> _WORK INSTRUCTION_
Please find every line below that includes "value" and report how many there are. Nothing else is needed.

> _DATA IN THIS EXERCISE_
Content starts

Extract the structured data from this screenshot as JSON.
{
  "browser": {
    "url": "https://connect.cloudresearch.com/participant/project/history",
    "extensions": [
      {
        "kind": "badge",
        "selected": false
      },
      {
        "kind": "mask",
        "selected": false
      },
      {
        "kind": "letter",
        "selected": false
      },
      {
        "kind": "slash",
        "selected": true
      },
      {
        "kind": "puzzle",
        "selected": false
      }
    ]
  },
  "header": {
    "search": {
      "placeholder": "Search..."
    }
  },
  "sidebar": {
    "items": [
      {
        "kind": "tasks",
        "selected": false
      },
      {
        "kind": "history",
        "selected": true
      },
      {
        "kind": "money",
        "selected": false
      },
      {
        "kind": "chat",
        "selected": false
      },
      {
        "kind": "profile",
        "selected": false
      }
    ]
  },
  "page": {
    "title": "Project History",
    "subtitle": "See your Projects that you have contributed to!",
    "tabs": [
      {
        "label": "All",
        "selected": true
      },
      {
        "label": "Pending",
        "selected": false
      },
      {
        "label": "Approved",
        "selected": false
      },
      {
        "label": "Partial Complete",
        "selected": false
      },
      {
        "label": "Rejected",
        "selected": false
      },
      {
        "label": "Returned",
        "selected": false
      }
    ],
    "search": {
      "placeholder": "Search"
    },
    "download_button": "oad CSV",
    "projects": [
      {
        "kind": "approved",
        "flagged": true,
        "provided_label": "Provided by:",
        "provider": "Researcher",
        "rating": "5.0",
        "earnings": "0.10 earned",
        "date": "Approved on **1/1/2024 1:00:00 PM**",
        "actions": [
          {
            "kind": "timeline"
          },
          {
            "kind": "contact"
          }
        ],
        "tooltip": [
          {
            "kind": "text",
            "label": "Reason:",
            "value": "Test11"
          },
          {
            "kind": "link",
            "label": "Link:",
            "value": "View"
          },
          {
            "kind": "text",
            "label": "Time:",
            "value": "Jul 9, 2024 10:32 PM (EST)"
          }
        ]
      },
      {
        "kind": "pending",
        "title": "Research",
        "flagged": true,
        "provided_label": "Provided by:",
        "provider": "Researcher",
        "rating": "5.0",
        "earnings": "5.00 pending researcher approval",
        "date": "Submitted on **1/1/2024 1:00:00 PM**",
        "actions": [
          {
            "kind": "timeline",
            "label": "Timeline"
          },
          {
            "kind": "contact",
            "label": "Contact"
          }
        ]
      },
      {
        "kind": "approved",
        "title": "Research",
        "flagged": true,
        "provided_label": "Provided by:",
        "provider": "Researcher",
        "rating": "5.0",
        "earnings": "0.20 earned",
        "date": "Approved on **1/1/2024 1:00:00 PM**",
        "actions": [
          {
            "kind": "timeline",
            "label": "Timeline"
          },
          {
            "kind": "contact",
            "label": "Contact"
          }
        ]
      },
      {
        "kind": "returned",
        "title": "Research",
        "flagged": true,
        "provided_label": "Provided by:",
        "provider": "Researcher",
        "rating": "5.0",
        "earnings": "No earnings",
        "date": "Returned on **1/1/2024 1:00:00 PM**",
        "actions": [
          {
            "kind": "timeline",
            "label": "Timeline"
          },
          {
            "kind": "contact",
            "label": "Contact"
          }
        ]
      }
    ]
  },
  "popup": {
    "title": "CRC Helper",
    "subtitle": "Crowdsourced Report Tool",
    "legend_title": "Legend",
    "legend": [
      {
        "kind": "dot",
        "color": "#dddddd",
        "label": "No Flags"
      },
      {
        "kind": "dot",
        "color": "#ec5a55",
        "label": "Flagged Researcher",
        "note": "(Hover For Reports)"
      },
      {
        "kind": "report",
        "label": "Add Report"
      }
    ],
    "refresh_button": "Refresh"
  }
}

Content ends

> _SOLUTION TO THE EXERCISE_
3